(Web page and app entries):

□ □ □ □ □

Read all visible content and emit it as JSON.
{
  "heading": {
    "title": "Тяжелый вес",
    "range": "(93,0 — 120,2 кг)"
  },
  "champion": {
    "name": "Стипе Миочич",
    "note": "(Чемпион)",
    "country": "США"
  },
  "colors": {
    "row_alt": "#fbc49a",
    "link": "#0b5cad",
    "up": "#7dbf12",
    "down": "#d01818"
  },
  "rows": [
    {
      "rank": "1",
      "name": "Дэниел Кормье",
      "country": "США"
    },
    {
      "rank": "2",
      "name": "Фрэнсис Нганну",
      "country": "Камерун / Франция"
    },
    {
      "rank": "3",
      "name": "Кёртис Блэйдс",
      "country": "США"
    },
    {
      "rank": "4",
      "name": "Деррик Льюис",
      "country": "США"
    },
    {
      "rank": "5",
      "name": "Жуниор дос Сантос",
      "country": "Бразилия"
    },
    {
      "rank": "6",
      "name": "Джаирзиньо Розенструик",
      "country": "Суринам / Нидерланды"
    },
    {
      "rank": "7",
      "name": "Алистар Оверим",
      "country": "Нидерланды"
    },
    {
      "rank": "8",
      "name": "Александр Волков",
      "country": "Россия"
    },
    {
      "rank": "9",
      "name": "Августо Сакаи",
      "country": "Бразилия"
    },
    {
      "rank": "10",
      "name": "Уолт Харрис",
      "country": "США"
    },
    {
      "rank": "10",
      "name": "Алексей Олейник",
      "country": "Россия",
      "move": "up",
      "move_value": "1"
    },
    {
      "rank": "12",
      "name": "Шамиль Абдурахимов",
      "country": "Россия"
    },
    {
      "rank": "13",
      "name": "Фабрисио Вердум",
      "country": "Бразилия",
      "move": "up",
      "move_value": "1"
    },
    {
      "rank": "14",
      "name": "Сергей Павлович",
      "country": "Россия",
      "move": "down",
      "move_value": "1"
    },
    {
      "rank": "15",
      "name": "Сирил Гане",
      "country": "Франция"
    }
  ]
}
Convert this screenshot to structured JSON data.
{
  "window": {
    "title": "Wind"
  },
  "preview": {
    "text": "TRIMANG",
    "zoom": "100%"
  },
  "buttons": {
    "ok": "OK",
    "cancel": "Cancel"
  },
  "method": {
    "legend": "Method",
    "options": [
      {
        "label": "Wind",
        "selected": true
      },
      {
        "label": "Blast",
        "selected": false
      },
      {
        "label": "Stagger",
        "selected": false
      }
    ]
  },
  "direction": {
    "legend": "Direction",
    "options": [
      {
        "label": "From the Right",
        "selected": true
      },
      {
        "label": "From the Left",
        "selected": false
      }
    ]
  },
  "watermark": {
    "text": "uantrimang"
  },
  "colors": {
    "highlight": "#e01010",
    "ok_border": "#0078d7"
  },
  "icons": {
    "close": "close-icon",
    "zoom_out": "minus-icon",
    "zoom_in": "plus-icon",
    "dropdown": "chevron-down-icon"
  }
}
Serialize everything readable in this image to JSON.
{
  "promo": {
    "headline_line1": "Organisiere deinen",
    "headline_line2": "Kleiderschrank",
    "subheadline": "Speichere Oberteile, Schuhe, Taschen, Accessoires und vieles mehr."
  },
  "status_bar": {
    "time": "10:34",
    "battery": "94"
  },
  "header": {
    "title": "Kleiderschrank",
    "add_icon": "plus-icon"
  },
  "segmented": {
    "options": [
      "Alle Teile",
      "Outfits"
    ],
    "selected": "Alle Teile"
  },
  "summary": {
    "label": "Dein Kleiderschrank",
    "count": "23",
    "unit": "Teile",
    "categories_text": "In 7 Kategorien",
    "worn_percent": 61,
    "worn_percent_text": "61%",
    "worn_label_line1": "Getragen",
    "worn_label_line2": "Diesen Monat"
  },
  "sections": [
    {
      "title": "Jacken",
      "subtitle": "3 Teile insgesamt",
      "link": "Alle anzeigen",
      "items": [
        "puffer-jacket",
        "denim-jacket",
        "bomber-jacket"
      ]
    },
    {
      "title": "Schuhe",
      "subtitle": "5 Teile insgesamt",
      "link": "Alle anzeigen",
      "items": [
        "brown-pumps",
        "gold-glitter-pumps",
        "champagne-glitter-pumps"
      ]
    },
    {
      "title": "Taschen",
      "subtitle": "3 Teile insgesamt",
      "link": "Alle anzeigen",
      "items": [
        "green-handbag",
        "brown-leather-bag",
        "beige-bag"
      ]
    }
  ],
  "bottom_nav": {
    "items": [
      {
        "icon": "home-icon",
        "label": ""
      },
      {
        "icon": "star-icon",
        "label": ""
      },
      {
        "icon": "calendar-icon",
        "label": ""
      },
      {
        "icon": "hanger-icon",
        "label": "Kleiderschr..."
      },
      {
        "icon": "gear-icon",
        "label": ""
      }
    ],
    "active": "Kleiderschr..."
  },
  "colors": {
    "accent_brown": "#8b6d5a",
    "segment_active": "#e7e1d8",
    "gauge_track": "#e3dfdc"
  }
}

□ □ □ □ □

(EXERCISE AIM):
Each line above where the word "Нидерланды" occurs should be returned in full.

(YOUR RESPONSE):
      "country": "Суринам / Нидерланды"
      "country": "Нидерланды"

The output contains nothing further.